Look around – and listen
If it helps, give yourself a work related task to do while at the event. Take on the role as mentor, looking out for colleagues who are alone and introducing them to others. If there is a colleague you’re not seeing eye to eye with at work, go out of your way to hold out an olive branch and build bridges. Social settings are a great environment to practise forgiveness. Take the time to really listen to your colleagues and team members – it’s OK to talk about work stuff, indeed it’s a good way to unwind or debrief after a stressful day, but be prepared to jump in with more social topics to ease the mood when you can. Make mental notes of any common ground you uncover during your conversations, they’ll help you build stronger relationships once you’re all back at work.
Be a man (or woman) with a plan
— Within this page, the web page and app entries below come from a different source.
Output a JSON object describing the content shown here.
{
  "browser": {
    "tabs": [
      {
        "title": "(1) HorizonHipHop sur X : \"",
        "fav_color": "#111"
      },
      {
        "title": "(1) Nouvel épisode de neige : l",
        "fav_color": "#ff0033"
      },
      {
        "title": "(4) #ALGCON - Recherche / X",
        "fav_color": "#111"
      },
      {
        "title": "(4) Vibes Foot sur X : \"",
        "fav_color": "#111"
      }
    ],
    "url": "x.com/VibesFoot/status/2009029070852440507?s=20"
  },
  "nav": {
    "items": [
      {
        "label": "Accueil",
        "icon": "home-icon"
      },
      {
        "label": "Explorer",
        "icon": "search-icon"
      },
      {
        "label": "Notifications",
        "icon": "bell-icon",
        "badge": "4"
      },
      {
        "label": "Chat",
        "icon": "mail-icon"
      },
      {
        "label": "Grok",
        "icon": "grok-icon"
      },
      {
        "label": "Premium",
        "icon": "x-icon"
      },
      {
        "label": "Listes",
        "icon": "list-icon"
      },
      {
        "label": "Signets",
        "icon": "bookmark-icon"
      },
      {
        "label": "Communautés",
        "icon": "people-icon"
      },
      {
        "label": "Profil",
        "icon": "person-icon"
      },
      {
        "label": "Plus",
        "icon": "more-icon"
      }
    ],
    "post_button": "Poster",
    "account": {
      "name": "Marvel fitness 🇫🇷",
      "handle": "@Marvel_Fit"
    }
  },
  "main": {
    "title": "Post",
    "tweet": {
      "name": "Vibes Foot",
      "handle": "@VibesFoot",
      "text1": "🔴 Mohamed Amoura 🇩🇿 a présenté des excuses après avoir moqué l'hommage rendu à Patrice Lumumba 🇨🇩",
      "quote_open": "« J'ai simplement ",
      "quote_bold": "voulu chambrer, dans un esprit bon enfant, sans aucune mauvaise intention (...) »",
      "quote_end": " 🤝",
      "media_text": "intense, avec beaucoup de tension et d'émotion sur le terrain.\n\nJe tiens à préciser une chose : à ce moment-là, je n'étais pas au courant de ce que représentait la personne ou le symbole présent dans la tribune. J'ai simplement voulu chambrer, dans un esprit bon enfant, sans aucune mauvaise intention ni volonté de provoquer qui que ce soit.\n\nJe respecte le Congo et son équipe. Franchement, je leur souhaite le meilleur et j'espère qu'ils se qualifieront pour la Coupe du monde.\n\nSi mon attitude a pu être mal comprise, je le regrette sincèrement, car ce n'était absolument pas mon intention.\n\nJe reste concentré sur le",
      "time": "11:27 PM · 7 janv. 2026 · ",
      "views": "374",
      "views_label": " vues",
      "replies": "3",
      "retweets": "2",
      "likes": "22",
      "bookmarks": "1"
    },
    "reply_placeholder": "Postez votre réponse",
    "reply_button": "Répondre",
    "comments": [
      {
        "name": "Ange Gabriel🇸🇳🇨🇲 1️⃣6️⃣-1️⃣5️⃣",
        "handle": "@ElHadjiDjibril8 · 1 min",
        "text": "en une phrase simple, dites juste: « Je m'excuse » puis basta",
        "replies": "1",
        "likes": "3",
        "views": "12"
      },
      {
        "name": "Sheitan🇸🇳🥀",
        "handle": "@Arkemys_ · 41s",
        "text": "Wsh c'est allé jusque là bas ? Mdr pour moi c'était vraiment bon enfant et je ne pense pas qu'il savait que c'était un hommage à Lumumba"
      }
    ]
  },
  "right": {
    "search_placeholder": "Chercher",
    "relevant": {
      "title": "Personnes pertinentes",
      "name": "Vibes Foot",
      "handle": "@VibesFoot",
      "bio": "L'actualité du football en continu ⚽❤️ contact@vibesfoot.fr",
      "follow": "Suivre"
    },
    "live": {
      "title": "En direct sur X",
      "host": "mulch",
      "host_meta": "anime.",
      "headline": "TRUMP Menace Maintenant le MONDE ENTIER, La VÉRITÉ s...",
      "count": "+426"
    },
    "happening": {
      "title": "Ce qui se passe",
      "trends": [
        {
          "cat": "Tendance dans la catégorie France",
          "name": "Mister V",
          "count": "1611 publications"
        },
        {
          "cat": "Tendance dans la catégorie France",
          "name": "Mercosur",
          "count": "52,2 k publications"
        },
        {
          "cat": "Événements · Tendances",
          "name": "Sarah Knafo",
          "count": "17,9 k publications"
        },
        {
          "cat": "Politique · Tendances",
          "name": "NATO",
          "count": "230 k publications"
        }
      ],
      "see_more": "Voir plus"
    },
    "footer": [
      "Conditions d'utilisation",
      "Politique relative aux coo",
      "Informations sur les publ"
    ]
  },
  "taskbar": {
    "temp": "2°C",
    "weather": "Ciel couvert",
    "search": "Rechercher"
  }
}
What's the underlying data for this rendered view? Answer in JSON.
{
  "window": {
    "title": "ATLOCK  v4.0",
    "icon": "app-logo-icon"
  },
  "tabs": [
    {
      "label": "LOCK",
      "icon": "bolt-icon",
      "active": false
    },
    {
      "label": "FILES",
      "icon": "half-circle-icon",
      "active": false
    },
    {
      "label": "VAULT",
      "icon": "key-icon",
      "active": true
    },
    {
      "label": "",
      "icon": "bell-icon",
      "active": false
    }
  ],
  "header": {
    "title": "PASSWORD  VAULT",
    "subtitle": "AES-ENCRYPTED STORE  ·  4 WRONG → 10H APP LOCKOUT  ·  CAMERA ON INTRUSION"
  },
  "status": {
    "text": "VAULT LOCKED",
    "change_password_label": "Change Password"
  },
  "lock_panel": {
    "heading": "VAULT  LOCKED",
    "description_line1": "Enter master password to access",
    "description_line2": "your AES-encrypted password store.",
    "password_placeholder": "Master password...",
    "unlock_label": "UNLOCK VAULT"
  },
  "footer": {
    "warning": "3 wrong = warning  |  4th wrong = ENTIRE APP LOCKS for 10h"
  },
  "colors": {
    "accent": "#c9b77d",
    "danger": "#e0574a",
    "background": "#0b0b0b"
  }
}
Treat any social gathering as you would any other work event. Identify what you want to achieve and outline a game plan beforehand. If you are target driven, set yourself some simple goals – i.e. the number of people you’ll speak to; the amount of time you’re willing to spend there before moving on; seeking out people from departments that you have little opportunity to mix with before now, etc. Take the opportunity to speak to your manager and other superiors in an informal setting and find out more about what makes them tick outside of work, this will help you once you’re back in the office. It may also help to have an exit plan ready and inform your colleagues beforehand so it doesn’t look odd if you decide to leave early. Remember, the purpose of the gathering is to ultimately build better working relationships.
Don’t fear silence – be prepared instead
Preparation is key. As with any social occasion, there is a likelihood that conversation will dry up as topics come to a natural conclusion. If you find socialising difficult and small talk doesn’t happen naturally for you, don’t be afraid to pre-plan some safe topics of conversation that you can turn to during the event. There’s a great article about the Imposter Syndrome that talks about the power of perspective. It’s about realising and appreciating that everyone else in the room is in the same boat. This levels the playing field and makes it much easier for us to play an active role in networking opportunities.
Relax and try to go with the flow
If you approach the event with an open mind and positive outlook, you’ll find that what you once feared can actually become an enriching experience that adds real value to the relationships you have with your work colleagues. Visualise yourself at the event – talking to everyone, holding conversations together and actively participating in what’s going on. Picture yourself laughing, smiling, enjoying the interaction. Accept that this is part of what is expected of you in your role.
Remember, ‘tis the season to be jolly; a time when expectations (and opportunities) for out of work socialising are higher than any other time in the year. With a bit of forward planning and preparation you’ll be building better working relationships that will make 2017 a positive and productive year.